Hella Berent’s lofty aspirations and passionate urge for self-realization are given expression in drawings and installations that convey abundant intellectual energy through a vocabulary of suggestive, fragmentary forms. Within a force field of dense, very dark planes of color, cubelike forms, and jagged trails of light, experiences of the self and of the world flow together to create a sensual view of reality magnified to cosmic proportions. We feel the presence of idiosyncratic, open spaces through the associations they evoke, activated by the emotional dynamics of the strokes and the intensity of the color. At the same time, but often only subliminally, contact with the outside world breaks through in these works in their connection with the historical city of Rome, where Berent lives as a fellow of the Villa Massimo.

As in her earlier works, Berent seeks to reach both the airy heights and the historical and mythic depths through research into the space between, above, and below the body and the earth.
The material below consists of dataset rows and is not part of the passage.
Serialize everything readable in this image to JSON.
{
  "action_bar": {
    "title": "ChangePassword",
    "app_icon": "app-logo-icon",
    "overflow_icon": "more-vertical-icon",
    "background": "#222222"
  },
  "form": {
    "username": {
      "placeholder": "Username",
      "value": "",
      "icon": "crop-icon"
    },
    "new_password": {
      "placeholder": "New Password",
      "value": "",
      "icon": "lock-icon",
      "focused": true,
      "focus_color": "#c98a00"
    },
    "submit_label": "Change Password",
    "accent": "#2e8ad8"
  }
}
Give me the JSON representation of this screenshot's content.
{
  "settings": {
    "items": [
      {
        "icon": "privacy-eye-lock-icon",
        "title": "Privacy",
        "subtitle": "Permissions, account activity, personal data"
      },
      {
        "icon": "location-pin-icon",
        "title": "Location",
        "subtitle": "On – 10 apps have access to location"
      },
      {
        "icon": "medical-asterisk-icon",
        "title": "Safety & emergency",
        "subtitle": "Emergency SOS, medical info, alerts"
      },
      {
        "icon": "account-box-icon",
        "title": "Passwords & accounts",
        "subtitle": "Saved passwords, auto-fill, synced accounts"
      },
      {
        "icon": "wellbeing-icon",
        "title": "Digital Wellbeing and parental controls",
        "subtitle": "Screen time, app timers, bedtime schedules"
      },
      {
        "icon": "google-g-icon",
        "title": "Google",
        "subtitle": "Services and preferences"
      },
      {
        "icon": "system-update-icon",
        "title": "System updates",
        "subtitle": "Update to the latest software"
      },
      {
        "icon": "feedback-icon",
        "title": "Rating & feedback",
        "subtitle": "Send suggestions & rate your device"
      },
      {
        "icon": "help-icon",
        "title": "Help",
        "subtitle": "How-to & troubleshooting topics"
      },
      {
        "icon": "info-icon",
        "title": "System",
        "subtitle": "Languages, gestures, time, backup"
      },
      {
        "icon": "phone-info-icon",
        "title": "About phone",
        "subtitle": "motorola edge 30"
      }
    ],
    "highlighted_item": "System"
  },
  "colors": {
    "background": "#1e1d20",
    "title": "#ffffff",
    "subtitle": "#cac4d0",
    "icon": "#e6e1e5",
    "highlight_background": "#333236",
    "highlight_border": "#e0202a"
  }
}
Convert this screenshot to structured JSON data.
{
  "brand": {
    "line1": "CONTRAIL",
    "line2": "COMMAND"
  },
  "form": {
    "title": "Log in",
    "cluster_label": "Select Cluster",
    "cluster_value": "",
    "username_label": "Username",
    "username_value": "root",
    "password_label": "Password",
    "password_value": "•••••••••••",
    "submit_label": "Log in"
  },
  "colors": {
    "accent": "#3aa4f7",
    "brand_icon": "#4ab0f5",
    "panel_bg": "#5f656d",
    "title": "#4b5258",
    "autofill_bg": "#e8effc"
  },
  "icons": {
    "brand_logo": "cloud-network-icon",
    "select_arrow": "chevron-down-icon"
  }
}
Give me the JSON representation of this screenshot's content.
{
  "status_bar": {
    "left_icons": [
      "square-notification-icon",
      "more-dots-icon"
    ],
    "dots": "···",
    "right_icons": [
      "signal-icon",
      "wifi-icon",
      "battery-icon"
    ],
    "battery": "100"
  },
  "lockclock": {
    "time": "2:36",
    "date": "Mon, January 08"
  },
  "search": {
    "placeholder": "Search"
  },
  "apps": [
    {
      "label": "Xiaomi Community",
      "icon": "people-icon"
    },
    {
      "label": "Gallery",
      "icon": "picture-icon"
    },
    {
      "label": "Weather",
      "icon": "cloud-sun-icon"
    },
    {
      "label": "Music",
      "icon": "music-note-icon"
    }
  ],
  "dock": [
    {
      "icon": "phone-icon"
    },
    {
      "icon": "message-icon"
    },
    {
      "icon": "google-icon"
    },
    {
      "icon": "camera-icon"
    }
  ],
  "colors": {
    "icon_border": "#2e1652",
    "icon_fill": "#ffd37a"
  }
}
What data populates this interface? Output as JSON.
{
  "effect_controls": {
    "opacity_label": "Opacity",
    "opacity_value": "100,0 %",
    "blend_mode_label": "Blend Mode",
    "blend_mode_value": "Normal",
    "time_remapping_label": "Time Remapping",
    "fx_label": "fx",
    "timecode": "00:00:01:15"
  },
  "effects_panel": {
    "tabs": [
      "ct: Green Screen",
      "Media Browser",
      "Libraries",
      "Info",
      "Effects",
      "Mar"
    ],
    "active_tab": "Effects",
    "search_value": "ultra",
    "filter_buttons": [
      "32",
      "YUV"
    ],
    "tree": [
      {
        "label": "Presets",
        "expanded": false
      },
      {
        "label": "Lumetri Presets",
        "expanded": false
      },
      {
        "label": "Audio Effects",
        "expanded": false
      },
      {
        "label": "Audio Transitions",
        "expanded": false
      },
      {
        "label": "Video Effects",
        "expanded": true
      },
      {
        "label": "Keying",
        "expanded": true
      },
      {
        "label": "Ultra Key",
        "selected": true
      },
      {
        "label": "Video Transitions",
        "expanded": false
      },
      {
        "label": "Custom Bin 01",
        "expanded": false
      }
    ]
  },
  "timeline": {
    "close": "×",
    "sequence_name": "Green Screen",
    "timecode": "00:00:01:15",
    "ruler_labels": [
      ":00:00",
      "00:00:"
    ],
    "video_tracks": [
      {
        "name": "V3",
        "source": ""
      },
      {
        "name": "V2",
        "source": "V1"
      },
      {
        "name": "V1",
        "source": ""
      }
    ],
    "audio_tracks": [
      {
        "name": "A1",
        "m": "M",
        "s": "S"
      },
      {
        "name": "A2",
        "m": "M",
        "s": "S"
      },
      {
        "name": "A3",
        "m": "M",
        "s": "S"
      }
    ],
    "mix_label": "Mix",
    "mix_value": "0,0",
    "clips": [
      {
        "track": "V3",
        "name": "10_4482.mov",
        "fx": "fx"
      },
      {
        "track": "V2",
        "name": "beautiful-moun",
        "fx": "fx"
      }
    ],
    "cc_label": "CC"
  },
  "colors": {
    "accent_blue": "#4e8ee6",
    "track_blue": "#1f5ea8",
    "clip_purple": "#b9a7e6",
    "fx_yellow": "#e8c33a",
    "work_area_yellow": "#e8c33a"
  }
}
On the floor of one installation, Das lachende Weltgericht (The laughing world court, 1986), potsherds from the ancient Monte Testaccio (mountain of shards) remind us of the slowly growing layers of Roman history. But the viewer stays immersed in the sense of historical time only briefly before getting caught up in the heights of timeless, visionary, Leonardesque landscape. In the end, what cannot be unified is brought into harmony. Mirror islets, crowned with cones of black pigment, draw the heavens down to earth, turn above into below. Above and below, near and far, past and present are neutralized in the free space of Berent’s art. By balancing vision, emotion, and artistic consciousness, Berent presents a truly Herculean challenge to this unstable world and attempts to reunite all those fragments that make up our history, our collective experience, and our individual lives.

Ingrid Rein

Translated from the German by Leslie Strickland.